“Hong Kong will now be treated the same as mainland China, no special privileges, no special economic treatment and no export of sensitive technologies,” Trump said on Tuesday during a press conference in the White House Rose Garden.
“Their freedom has been taken away. Their rights have been taken away. And with it, goes Hong Kong, in my opinion, because it will no longer be able to compete with free markets,” Trump added.
China’s Foreign Ministry said that it firmly opposes and strongly condemns the signing of the Hong Kong Autonomy Act into law. “China will make necessary responses to protect its legitimate interests, and impose sanctions on relevant personnel and entities of the United States,” the ministry said in a statement released on its website.
Trump’s executive order rescinds the special privileges that Hong Kong had been granted by U.S. laws in the areas of national security, foreign policy and economics.
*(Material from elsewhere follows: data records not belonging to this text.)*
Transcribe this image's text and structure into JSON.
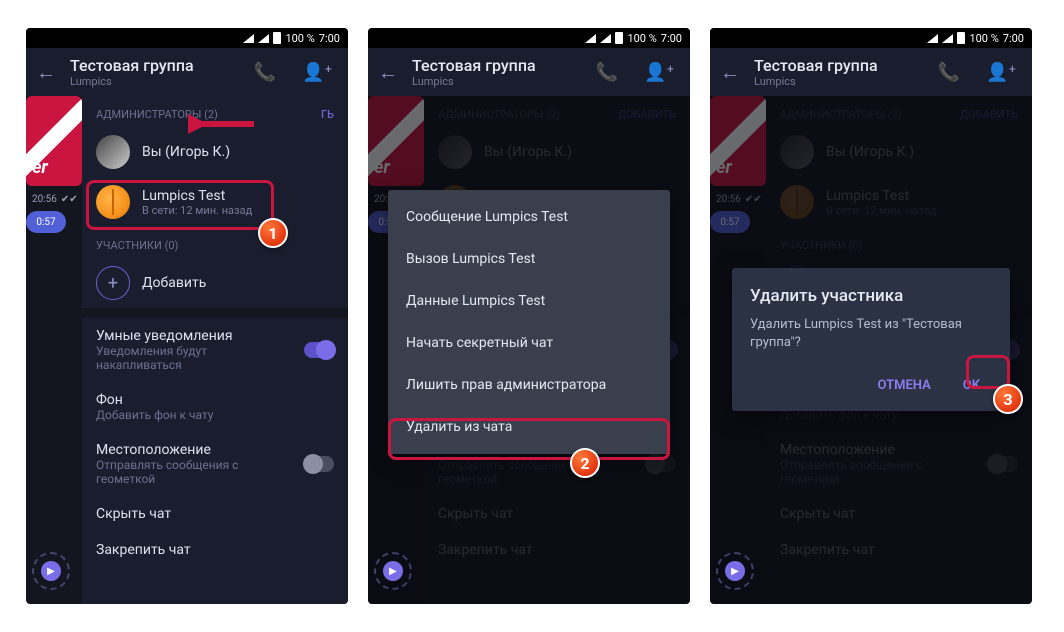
{
  "statusbar": {
    "battery": "100 %",
    "time": "7:00"
  },
  "header": {
    "title": "Тестовая группа",
    "subtitle": "Lumpics"
  },
  "leftstrip": {
    "time1": "20:56",
    "bubble": "0:57"
  },
  "admins": {
    "label": "АДМИНИСТРАТОРЫ (2)",
    "add_action_trunc": "ГЬ",
    "add_action": "ДОБАВИТЬ",
    "you": "Вы (Игорь К.)",
    "user2_name": "Lumpics Test",
    "user2_status": "В сети: 12 мин. назад"
  },
  "participants": {
    "label": "УЧАСТНИКИ (0)",
    "add": "Добавить"
  },
  "settings": {
    "smart_title": "Умные уведомления",
    "smart_desc": "Уведомления будут накапливаться",
    "bg_title": "Фон",
    "bg_desc": "Добавить фон к чату",
    "loc_title": "Местоположение",
    "loc_desc": "Отправлять сообщения с геометкой",
    "hide": "Скрыть чат",
    "pin": "Закрепить чат"
  },
  "context_menu": {
    "msg": "Сообщение Lumpics Test",
    "call": "Вызов Lumpics Test",
    "data": "Данные Lumpics Test",
    "secret": "Начать секретный чат",
    "demote": "Лишить прав администратора",
    "remove": "Удалить из чата"
  },
  "dialog": {
    "title": "Удалить участника",
    "message": "Удалить Lumpics Test из \"Тестовая группа\"?",
    "cancel": "ОТМЕНА",
    "ok": "OK"
  },
  "badges": {
    "b1": "1",
    "b2": "2",
    "b3": "3"
  }
}
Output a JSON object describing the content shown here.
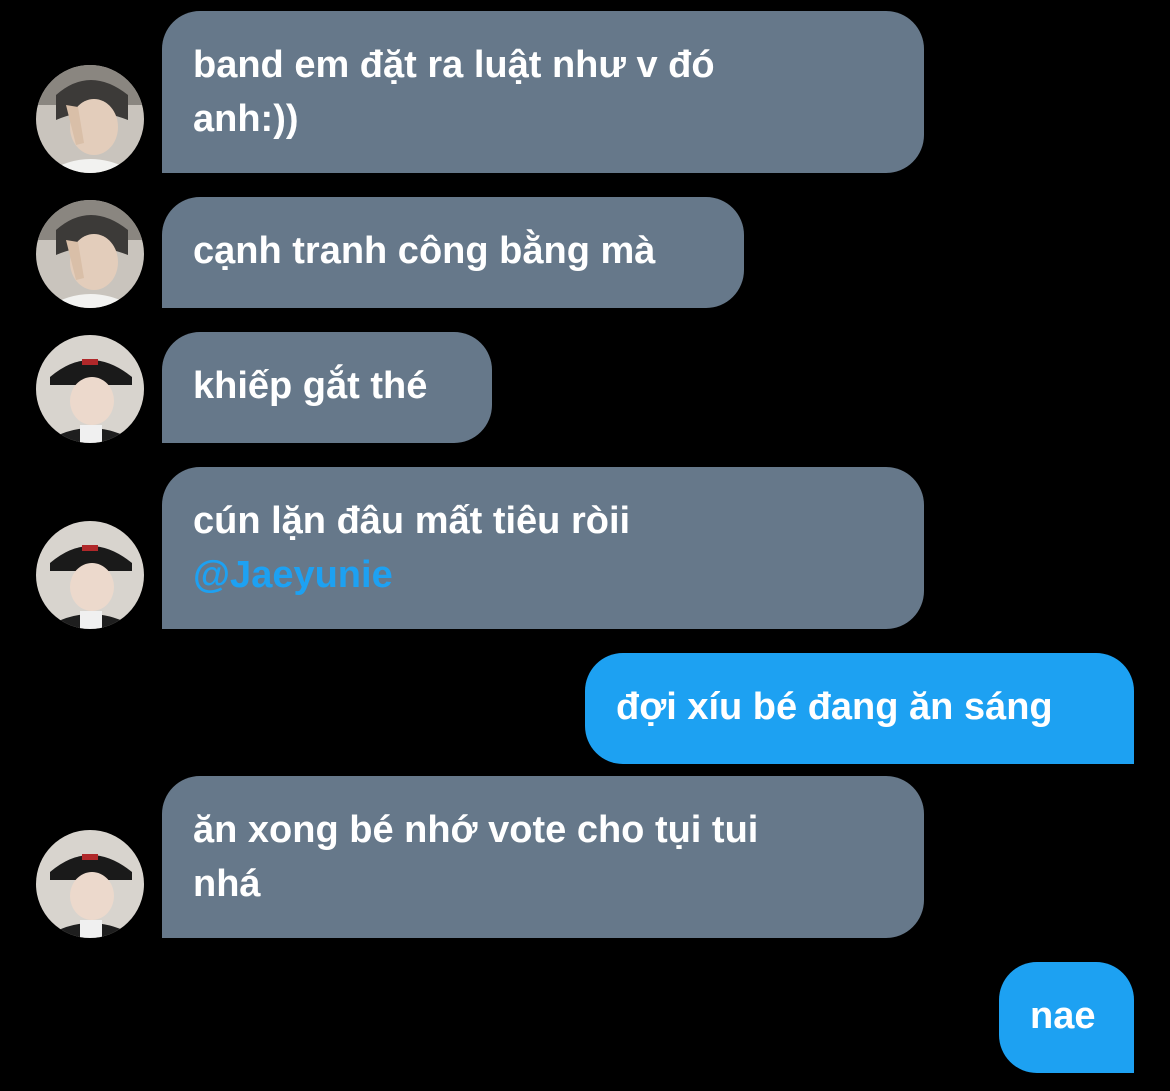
{
  "conversation": {
    "messages": [
      {
        "direction": "incoming",
        "sender_avatar": "avatar-user-a",
        "lines": [
          "band em đặt ra luật như v đó",
          "anh:))"
        ]
      },
      {
        "direction": "incoming",
        "sender_avatar": "avatar-user-a",
        "lines": [
          "cạnh tranh công bằng mà"
        ]
      },
      {
        "direction": "incoming",
        "sender_avatar": "avatar-user-b",
        "lines": [
          "khiếp gắt thé"
        ]
      },
      {
        "direction": "incoming",
        "sender_avatar": "avatar-user-b",
        "lines": [
          "cún lặn đâu mất tiêu ròii"
        ],
        "mention": "@Jaeyunie"
      },
      {
        "direction": "outgoing",
        "lines": [
          "đợi xíu bé đang ăn sáng"
        ]
      },
      {
        "direction": "incoming",
        "sender_avatar": "avatar-user-b",
        "lines": [
          "ăn xong bé nhớ vote cho tụi tui",
          "nhá"
        ]
      },
      {
        "direction": "outgoing",
        "lines": [
          "nae"
        ]
      }
    ]
  },
  "colors": {
    "background": "#000000",
    "incoming_bubble": "#66788a",
    "outgoing_bubble": "#1da1f2",
    "mention": "#1da1f2",
    "text": "#ffffff"
  }
}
Specifically, Washington will end its extradition treaty with Hong Kong, impose limits on exports of sensitive technology to the city and treat Hong Kong passport holders the same as those possessing Chinese passports.
The Hong Kong Autonomy Act requires the government to identify mainland Chinese or Hong Kong officials who have contravened the rights and freedoms promised to Hong Kong before 1997, and then impose sanctions on those individuals and any banks that do business with them.
Although the signing of the bill had been expected, the exchange between Washington and Beijing underscores the uncertainty that Hong Kong faces as tensions between the world’s two largest economies have become especially strained in recent months.
The national security law that China imposed on Hong Kong has been heavily criticized for eliminating many of the freedoms promised to the city when it returned to Chinese rule in 1997. It punishes what Beijing broadly defines as subversion, secession, terrorism and collusion with foreign agencies with up to life in prison.